(Excerpts from a dataset)
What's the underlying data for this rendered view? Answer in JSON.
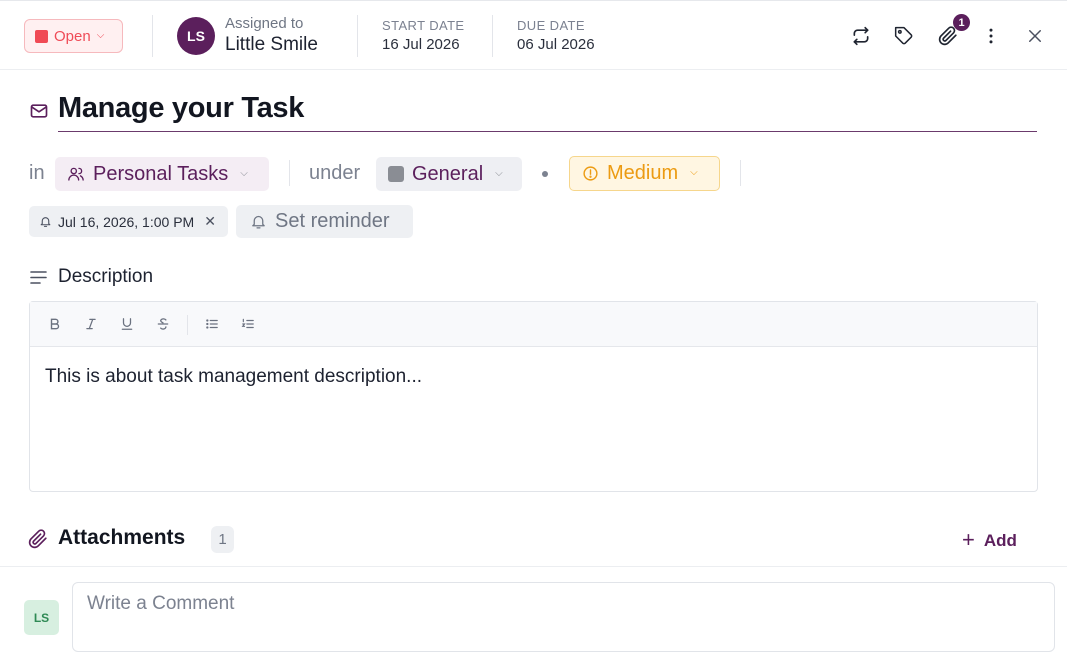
{
  "header": {
    "status_label": "Open",
    "status_color": "#f04a55",
    "assignee_initials": "LS",
    "assigned_caption": "Assigned to",
    "assignee_name": "Little Smile",
    "start_date_label": "START DATE",
    "start_date_value": "16 Jul 2026",
    "due_date_label": "DUE DATE",
    "due_date_value": "06 Jul 2026",
    "attachment_badge": "1",
    "icons": [
      "repeat-icon",
      "tag-icon",
      "paperclip-icon",
      "more-vertical-icon",
      "close-icon"
    ]
  },
  "task": {
    "title": "Manage your Task",
    "in_label": "in",
    "project": "Personal Tasks",
    "under_label": "under",
    "category": "General",
    "priority": "Medium",
    "reminder": "Jul 16, 2026, 1:00 PM",
    "set_reminder_label": "Set reminder"
  },
  "description": {
    "heading": "Description",
    "toolbar": [
      "bold",
      "italic",
      "underline",
      "strikethrough",
      "bullet-list",
      "numbered-list"
    ],
    "text": "This is about task management description..."
  },
  "attachments": {
    "heading": "Attachments",
    "count": "1",
    "add_label": "Add"
  },
  "comment": {
    "avatar_initials": "LS",
    "placeholder": "Write a Comment"
  },
  "colors": {
    "brand": "#5b1f5c",
    "priority": "#ec9b12",
    "status": "#ef4b57"
  }
}
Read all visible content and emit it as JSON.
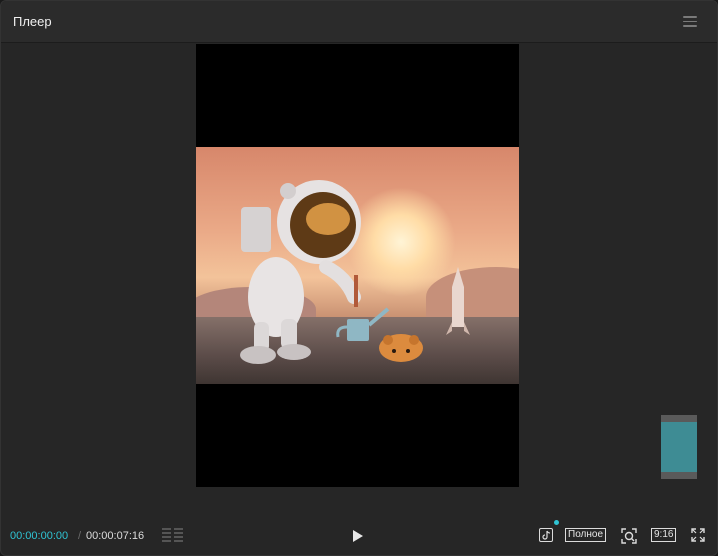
{
  "header": {
    "title": "Плеер",
    "menu_icon": "hamburger-menu-icon"
  },
  "video": {
    "scene_description_icon": "video-frame-astronaut-planting",
    "preview_color": "#3e8c94"
  },
  "controls": {
    "current_time": "00:00:00:00",
    "separator": "/",
    "total_time": "00:00:07:16",
    "fit_label": "Полное",
    "ratio_label": "9:16",
    "accent_color": "#2fc4d4"
  }
}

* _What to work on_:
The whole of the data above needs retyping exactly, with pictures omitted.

* _Reply to the exercise_:
What's the underlying data for this rendered view? Answer in JSON.
{
  "header": {
    "status_label": "Open",
    "status_color": "#f04a55",
    "assignee_initials": "LS",
    "assigned_caption": "Assigned to",
    "assignee_name": "Little Smile",
    "start_date_label": "START DATE",
    "start_date_value": "16 Jul 2026",
    "due_date_label": "DUE DATE",
    "due_date_value": "06 Jul 2026",
    "attachment_badge": "1",
    "icons": [
      "repeat-icon",
      "tag-icon",
      "paperclip-icon",
      "more-vertical-icon",
      "close-icon"
    ]
  },
  "task": {
    "title": "Manage your Task",
    "in_label": "in",
    "project": "Personal Tasks",
    "under_label": "under",
    "category": "General",
    "priority": "Medium",
    "reminder": "Jul 16, 2026, 1:00 PM",
    "set_reminder_label": "Set reminder"
  },
  "description": {
    "heading": "Description",
    "toolbar": [
      "bold",
      "italic",
      "underline",
      "strikethrough",
      "bullet-list",
      "numbered-list"
    ],
    "text": "This is about task management description..."
  },
  "attachments": {
    "heading": "Attachments",
    "count": "1",
    "add_label": "Add"
  },
  "comment": {
    "avatar_initials": "LS",
    "placeholder": "Write a Comment"
  },
  "colors": {
    "brand": "#5b1f5c",
    "priority": "#ec9b12",
    "status": "#ef4b57"
  }
}
Read all visible content and emit it as JSON.
{
  "header": {
    "title": "Плеер",
    "menu_icon": "hamburger-menu-icon"
  },
  "video": {
    "scene_description_icon": "video-frame-astronaut-planting",
    "preview_color": "#3e8c94"
  },
  "controls": {
    "current_time": "00:00:00:00",
    "separator": "/",
    "total_time": "00:00:07:16",
    "fit_label": "Полное",
    "ratio_label": "9:16",
    "accent_color": "#2fc4d4"
  }
}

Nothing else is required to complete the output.